## YOUR OBJECTIVE
Go through the entries and copy every line that has the string "name" in it.

Page and application data records:
=== Section Start ===

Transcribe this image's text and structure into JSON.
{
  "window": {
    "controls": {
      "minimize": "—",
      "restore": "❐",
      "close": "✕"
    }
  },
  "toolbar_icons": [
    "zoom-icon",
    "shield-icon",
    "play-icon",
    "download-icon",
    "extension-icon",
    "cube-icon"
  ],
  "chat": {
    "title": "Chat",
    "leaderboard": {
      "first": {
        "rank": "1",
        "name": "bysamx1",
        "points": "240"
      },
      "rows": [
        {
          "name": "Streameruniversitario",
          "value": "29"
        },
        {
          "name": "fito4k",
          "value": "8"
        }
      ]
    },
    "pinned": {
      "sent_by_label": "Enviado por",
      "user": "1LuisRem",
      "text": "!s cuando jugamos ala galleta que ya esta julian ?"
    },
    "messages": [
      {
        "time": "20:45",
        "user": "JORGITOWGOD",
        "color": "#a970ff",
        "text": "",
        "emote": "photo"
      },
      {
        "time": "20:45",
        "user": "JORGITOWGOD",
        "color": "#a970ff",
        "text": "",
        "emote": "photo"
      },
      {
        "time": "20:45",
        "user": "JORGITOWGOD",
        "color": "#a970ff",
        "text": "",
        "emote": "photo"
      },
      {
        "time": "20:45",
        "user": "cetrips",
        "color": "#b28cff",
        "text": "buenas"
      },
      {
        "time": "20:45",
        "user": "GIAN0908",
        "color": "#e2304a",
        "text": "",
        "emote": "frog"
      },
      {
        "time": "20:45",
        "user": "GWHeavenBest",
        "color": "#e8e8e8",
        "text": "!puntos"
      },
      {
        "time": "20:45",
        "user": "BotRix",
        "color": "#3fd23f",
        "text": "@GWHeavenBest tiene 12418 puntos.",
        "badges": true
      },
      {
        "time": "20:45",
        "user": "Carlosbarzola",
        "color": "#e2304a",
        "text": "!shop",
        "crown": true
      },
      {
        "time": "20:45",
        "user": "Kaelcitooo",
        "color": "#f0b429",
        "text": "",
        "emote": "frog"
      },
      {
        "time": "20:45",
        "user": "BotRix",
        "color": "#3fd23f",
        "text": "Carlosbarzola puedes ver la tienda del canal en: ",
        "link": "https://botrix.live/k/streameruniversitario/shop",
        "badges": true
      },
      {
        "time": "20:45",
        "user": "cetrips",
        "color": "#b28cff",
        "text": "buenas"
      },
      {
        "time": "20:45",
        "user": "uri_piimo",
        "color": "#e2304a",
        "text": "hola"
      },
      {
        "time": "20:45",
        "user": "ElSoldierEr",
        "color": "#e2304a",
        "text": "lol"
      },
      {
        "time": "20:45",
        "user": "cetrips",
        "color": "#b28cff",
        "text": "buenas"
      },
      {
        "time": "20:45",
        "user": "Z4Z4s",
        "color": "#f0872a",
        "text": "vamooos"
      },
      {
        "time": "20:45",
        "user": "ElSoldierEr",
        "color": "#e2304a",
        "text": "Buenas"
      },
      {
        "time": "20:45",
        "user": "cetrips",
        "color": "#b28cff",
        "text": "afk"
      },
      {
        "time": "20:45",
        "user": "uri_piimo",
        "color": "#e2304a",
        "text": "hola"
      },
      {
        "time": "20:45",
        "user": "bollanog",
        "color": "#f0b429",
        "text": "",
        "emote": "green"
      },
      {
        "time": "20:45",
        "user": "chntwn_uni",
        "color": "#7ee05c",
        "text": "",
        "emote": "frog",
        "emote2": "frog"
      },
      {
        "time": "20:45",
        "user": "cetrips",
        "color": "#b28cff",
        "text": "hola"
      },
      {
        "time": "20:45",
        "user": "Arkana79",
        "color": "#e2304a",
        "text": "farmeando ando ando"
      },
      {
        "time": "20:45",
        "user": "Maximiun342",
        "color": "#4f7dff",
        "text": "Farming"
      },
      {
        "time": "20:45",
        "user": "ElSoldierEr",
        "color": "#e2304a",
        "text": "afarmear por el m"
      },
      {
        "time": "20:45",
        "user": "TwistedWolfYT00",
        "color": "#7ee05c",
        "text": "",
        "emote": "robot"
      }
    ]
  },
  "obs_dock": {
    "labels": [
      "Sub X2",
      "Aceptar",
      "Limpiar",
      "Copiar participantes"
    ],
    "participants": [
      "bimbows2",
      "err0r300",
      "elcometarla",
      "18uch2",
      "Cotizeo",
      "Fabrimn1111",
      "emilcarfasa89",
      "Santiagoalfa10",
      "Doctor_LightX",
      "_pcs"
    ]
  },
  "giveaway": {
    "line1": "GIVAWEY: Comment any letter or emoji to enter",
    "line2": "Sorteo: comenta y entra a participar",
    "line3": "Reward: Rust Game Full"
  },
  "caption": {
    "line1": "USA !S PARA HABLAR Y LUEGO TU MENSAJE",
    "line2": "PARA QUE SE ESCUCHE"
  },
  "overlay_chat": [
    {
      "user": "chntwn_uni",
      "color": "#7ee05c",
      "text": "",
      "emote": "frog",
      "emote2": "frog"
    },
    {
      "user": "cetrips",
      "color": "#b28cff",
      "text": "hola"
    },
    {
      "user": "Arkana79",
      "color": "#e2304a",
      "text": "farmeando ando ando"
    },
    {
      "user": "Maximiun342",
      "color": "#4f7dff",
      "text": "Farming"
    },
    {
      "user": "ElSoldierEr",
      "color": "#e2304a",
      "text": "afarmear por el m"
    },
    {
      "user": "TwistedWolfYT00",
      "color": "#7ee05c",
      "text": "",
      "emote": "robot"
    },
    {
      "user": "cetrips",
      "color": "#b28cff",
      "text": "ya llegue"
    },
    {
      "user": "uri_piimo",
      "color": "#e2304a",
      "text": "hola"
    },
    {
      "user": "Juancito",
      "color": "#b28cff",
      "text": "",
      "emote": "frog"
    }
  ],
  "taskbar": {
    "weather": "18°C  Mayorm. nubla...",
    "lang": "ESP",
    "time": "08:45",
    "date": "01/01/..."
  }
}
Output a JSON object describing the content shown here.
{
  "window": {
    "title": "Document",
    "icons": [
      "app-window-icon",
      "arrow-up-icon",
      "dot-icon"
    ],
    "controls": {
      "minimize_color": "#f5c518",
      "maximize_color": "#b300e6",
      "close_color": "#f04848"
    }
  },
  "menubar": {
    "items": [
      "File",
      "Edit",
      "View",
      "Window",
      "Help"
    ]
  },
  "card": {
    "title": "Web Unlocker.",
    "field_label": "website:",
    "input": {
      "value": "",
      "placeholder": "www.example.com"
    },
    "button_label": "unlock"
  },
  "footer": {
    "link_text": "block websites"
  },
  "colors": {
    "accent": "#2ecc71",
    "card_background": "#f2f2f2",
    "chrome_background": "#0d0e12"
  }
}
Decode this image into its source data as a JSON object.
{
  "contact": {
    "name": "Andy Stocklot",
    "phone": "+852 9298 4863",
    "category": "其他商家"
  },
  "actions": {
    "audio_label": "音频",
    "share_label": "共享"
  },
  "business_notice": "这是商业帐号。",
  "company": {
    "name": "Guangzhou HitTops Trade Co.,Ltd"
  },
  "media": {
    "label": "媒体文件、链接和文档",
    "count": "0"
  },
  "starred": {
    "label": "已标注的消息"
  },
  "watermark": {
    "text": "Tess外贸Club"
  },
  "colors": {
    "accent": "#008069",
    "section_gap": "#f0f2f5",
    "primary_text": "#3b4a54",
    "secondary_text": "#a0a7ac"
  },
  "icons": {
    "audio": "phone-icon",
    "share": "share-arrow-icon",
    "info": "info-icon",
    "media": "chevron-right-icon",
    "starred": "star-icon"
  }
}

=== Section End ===

## RESULT OF THIS EXERCISE
        "name": "bysamx1",
          "name": "Streameruniversitario",
          "name": "fito4k",
    "name": "Andy Stocklot",
    "name": "Guangzhou HitTops Trade Co.,Ltd"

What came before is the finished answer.